Seeds that are viable are able to germinate (sprout) and grow plants. Stored well, most seeds should be viable for at least 1 year past the season for which they were packaged. Some seed types will last 3 or more years, but over time, seed germination rate (how many of the seeds will sprout) will decrease. You can test seed viability and germination rate using the steps below.
- 10 seeds from a packet of seeds you want to test
- 1 paper towel
- 1 plastic closable bag (quart or gallon size work well)
Prep time: 5 minutes
Activity time: 5 to 10 days
- If you know your seeds’ number of days to germination, make a note of it, such as by labeling the plastic bag with that number of days. You may also want to write the date you start this activity, to help you count the days.
- Fully wet a paper towel, ring it out and lay it flat.
- Place 10 seeds an even distance apart on the damp paper towel along one edge.
- Roll up the paper towel loosely, and place it in the plastic bag with care.
- Close the bag to hold in the moisture.
- Leave the bag in a warm spot (such as on top of a refrigerator).
- Check the bag every couple of days to make sure the towel is still moist. If the bag is sealed, the moisture should remain. If the towel does not seem moist, open the bag and lightly mist it.
- After 5 to 10 days, check the paper towel to see which seeds have germinated. When a seed has germinated, you will see the seedling begin to grow out of the seed.
- . If it is time to plant, you can gently remove a sprout from the towel, holding the non-root side. Plant it in soil root side down. If the sprout is stuck to the towel, cut most of the towel away. It is okay to leave some towel on the sprout when you plant it. Learn more here: https://foodhero.org/seed-starting.
How to use the results and what they mean:
The number of seeds that germinated will give you a fairly good idea of how that seed batch will do in the garden.
- If all 10 seeds germinated, plant the seeds as if they were brand new.
- If 7 to 9 seeds germinated, then most of the seeds will likely do well in the garden. Still, you should put extra seeds in each hole of your garden soil to increase the chance that something will grow. For instance, try 5 seeds per hole. You can thin the sprouts later to just one per plant if more than one grow.
- If 6 or fewer seeds germinated, you might want to try newer seeds, or try the full batch as microgreen seeds. Read more about microgreens here: https://foodhero.org/microgreens.

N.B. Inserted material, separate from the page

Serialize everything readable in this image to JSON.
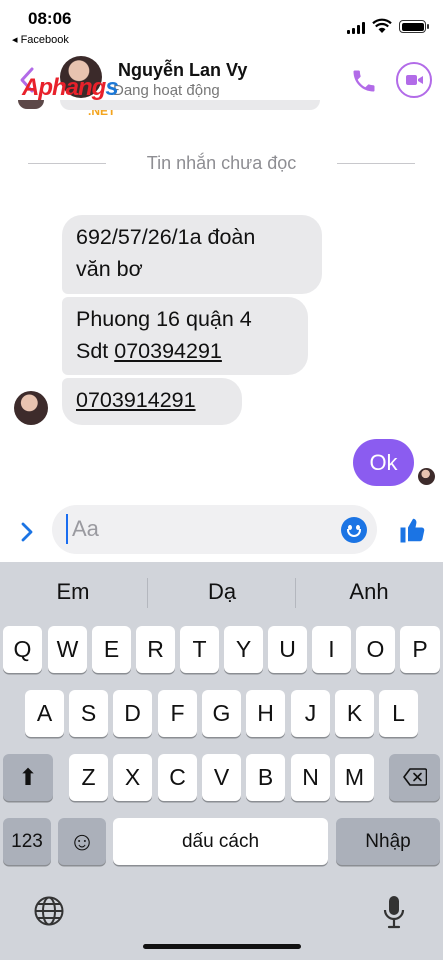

- If none of the seeds germinated, that batch of seeds is probably not viable and will not grow plants.
Visit www.FoodHero.org for more garden seed tips!